### EXERCISE AIM
Below are some records. How many of their lines contain the string "iView"? Give the number only.

### PROVIDED ENTRIES
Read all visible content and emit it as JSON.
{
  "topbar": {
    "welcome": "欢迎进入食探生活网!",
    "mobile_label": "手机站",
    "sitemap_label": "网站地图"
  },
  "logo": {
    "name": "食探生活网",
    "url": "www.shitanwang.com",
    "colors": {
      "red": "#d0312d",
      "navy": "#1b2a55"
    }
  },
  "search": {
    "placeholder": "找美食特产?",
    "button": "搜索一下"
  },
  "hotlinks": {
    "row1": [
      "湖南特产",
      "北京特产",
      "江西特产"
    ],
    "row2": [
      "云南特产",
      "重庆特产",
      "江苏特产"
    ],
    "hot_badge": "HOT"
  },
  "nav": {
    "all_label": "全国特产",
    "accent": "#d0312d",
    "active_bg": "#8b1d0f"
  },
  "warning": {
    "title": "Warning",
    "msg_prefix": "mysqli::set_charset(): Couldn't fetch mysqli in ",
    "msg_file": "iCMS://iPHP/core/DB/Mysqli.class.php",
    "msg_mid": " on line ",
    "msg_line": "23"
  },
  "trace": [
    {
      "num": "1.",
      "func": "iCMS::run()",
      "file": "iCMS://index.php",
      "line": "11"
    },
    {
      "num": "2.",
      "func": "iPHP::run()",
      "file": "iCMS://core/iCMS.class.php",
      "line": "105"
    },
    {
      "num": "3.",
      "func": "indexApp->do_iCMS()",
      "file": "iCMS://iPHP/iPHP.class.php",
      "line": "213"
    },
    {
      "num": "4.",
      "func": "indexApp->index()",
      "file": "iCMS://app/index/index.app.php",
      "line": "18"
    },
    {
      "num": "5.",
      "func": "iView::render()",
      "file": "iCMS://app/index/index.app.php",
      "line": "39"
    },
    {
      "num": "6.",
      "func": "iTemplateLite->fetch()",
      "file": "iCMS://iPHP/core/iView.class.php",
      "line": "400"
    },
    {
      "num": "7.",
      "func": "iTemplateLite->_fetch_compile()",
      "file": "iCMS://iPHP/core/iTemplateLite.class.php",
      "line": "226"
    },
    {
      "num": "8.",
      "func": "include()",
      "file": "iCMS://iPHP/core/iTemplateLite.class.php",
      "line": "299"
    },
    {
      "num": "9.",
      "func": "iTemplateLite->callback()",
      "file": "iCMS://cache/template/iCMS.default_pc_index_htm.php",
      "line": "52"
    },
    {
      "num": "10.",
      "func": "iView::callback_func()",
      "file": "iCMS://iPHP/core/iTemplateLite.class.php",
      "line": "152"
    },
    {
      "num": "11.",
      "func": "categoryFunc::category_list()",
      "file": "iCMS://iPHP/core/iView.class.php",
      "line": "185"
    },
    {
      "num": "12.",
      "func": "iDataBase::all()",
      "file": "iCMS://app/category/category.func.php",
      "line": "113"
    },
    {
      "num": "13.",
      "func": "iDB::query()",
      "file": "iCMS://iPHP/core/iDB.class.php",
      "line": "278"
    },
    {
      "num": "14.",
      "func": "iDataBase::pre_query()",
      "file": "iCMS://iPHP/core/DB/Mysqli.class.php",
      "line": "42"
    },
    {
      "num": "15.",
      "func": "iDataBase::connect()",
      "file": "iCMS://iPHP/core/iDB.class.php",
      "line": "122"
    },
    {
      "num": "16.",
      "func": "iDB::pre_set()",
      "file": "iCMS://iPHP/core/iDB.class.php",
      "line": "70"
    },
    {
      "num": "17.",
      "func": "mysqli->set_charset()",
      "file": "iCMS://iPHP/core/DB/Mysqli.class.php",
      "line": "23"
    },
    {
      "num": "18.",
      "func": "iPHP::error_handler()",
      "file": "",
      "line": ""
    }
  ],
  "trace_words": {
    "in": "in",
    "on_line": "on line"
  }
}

### SOLUTION FOR THIS TASK
4